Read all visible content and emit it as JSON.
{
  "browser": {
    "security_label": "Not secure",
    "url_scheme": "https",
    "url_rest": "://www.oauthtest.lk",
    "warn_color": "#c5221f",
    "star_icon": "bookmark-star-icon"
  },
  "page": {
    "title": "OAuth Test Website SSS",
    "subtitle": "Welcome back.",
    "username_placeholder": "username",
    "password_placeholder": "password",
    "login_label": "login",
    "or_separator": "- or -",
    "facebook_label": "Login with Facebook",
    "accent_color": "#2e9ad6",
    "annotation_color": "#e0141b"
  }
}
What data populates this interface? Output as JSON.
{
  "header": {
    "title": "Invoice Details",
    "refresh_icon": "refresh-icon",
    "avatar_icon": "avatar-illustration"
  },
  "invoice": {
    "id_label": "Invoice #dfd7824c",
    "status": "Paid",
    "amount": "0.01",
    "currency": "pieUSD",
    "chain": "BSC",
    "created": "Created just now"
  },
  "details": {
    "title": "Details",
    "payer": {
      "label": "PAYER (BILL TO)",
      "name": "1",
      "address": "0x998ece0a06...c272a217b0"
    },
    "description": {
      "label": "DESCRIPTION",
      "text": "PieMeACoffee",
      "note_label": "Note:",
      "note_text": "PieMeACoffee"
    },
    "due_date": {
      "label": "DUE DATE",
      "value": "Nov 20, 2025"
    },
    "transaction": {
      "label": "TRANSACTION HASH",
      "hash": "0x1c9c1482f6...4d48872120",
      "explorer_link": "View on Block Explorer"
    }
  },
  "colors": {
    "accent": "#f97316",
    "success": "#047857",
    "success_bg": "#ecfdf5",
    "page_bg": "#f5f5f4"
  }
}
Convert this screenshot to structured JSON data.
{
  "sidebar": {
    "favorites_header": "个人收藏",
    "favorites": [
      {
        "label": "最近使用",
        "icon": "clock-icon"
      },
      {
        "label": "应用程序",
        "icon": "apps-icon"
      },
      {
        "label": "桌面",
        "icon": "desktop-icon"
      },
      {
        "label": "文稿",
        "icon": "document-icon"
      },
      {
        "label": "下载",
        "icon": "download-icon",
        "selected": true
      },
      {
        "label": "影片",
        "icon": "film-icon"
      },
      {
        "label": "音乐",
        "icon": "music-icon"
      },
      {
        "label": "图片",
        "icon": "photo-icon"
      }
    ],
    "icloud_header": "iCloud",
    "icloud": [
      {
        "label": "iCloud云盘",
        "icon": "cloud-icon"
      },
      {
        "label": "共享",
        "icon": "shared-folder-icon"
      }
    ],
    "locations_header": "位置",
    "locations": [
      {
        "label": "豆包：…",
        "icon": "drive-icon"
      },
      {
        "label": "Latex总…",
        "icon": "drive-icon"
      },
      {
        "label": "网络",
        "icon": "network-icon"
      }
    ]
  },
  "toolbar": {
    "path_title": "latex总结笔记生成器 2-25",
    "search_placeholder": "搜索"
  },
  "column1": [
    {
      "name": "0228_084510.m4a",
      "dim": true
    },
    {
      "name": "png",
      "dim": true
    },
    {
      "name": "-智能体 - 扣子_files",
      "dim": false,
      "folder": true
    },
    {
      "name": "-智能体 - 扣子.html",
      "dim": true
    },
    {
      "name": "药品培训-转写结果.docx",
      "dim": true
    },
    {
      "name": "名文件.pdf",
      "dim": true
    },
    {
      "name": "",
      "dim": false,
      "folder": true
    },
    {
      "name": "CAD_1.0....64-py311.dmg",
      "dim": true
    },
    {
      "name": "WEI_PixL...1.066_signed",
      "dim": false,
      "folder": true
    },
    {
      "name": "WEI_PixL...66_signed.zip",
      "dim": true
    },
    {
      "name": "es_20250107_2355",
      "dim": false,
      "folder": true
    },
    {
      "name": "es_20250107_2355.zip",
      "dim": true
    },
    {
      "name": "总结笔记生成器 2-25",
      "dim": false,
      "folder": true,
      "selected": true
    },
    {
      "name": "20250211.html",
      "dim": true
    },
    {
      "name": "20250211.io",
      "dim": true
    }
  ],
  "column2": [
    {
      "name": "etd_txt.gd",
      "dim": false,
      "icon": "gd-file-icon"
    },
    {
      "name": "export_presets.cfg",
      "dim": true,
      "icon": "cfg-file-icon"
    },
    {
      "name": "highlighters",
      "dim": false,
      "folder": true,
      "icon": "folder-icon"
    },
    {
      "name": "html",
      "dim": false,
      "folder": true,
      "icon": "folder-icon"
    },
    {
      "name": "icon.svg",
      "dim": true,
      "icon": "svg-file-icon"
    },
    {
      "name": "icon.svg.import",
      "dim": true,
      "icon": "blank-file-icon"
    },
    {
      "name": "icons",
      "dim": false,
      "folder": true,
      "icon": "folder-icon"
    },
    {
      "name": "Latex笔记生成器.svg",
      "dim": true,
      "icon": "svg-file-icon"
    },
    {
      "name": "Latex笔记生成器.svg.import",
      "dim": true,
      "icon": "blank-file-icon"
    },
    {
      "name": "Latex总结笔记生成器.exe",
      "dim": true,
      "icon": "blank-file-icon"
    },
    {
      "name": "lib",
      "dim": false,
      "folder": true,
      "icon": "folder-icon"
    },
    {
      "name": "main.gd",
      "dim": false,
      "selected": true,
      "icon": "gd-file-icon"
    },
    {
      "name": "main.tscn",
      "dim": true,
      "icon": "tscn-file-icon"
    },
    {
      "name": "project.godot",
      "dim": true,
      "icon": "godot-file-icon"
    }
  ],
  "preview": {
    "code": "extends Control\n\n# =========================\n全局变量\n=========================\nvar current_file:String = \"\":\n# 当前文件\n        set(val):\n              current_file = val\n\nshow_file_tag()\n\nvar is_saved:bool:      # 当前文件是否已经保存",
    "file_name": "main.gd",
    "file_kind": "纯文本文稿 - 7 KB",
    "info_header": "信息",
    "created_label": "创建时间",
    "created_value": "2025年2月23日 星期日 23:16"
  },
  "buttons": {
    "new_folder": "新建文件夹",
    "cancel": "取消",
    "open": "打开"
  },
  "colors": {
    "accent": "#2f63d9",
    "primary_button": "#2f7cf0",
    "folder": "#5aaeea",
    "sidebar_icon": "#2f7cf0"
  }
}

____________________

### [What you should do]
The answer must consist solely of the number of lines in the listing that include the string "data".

### [Exercise answer]
2